Segment Open
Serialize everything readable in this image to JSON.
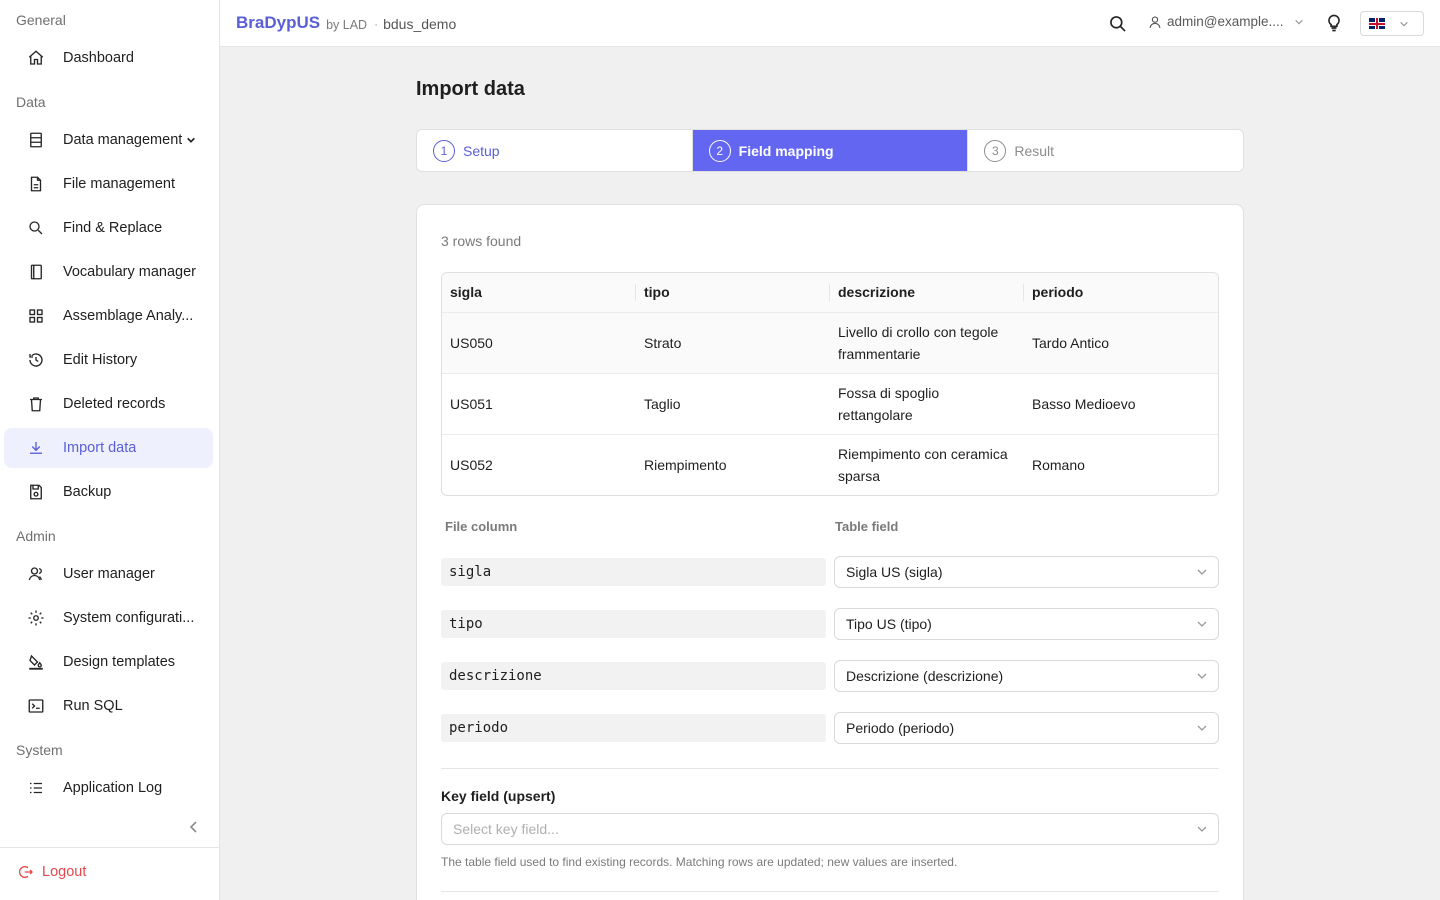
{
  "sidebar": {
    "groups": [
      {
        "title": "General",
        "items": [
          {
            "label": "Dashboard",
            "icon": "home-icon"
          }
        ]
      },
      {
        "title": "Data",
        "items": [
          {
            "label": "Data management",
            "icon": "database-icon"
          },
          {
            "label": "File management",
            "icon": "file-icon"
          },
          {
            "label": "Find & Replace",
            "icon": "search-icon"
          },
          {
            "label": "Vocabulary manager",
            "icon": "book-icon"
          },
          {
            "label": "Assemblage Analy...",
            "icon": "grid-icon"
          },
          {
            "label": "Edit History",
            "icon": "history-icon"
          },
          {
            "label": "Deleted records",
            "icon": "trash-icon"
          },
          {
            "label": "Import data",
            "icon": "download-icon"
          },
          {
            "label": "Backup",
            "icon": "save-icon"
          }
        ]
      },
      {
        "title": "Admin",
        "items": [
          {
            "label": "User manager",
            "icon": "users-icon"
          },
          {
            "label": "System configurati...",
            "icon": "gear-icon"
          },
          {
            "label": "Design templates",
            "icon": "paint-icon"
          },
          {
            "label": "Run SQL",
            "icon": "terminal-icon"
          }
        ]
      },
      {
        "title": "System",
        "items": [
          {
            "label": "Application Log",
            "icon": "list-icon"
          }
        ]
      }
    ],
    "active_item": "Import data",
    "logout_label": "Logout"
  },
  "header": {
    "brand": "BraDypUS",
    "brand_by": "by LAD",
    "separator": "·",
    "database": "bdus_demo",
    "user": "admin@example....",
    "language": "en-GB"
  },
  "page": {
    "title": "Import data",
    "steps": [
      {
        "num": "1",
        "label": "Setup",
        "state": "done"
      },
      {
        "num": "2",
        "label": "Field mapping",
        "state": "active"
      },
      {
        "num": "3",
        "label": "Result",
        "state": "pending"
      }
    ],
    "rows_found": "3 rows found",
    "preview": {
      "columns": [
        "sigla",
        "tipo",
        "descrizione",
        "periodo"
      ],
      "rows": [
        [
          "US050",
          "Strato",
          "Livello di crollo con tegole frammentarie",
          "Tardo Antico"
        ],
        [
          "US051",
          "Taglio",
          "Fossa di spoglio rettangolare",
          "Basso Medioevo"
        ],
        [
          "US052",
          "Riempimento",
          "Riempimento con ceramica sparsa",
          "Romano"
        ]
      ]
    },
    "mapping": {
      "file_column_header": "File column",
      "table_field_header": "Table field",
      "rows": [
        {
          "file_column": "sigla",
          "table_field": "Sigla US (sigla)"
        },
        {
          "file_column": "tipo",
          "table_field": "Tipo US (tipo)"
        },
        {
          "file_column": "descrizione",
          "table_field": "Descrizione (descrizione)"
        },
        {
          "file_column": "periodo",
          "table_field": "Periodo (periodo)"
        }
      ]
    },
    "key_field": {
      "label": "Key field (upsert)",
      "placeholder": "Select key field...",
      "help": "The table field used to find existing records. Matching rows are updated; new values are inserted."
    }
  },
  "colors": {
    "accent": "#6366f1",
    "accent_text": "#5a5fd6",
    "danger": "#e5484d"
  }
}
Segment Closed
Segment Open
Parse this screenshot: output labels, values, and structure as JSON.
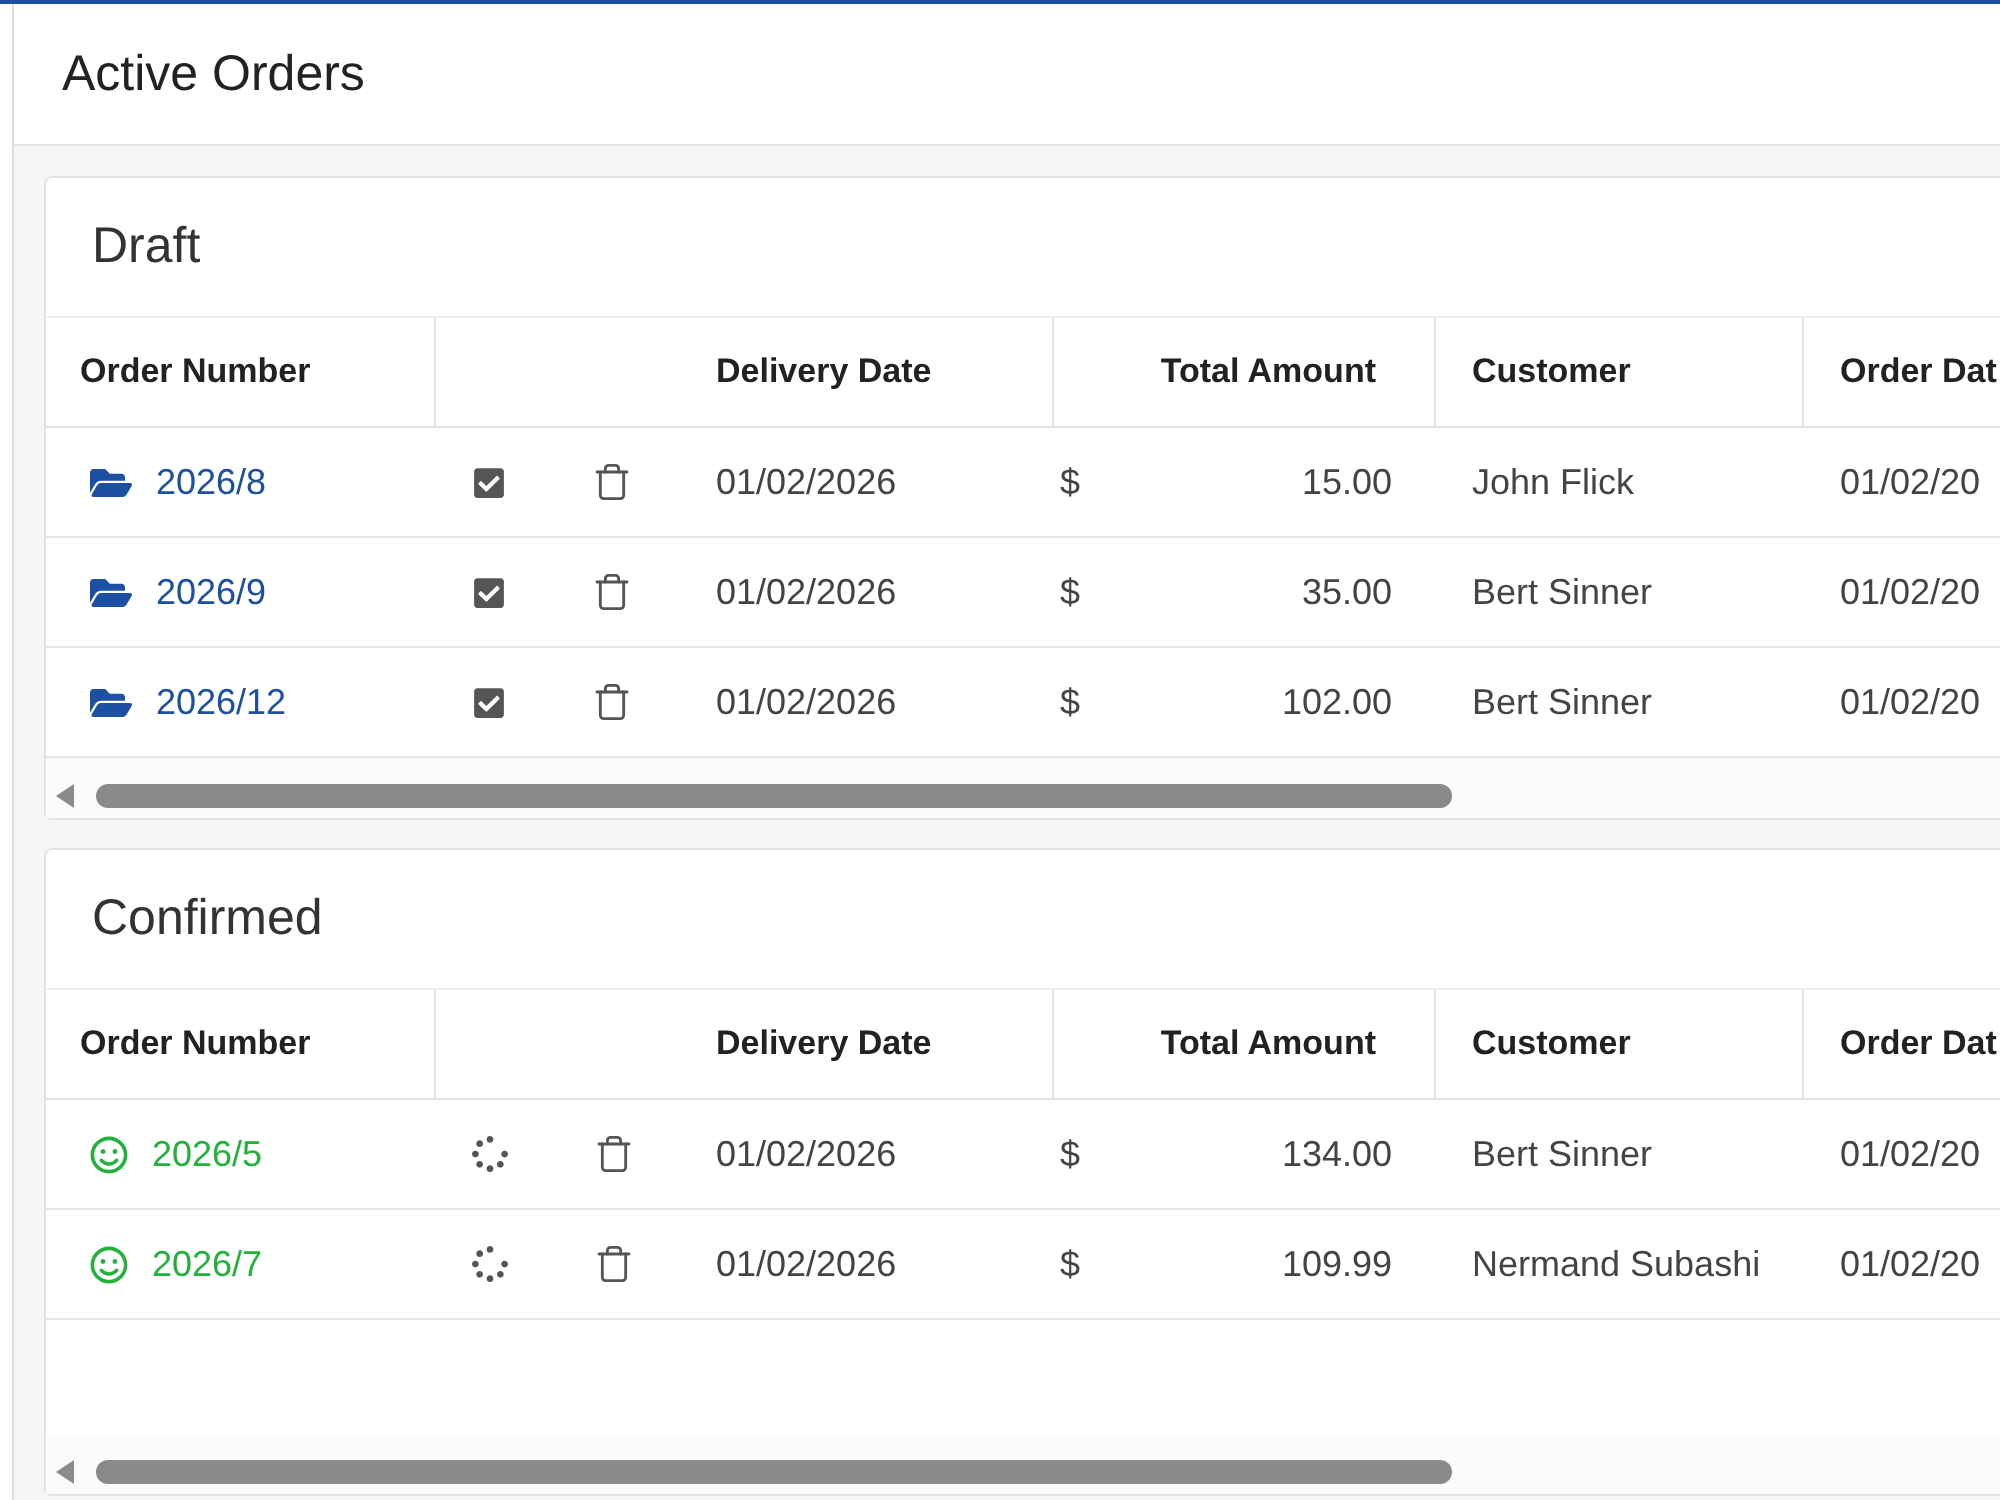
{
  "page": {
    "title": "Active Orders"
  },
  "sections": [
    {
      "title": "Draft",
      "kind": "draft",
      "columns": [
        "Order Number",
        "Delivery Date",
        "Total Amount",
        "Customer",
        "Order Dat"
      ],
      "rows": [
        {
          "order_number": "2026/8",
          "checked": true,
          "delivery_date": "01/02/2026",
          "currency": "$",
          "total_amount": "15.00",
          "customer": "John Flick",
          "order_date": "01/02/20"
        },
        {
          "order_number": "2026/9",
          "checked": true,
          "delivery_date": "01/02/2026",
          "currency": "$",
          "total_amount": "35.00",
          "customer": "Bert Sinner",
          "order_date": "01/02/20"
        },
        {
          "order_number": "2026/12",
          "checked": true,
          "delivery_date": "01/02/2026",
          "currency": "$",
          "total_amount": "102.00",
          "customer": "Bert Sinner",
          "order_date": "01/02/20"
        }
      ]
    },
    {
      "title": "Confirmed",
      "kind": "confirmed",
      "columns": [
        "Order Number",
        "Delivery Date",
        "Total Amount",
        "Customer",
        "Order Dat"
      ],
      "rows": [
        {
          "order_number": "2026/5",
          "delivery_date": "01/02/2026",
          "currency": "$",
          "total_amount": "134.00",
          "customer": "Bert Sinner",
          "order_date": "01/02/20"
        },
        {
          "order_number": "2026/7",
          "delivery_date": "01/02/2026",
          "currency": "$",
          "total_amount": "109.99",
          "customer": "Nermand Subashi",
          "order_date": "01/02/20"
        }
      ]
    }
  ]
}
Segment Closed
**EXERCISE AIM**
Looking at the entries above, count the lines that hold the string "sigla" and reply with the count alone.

**SOLUTION BELOW**
3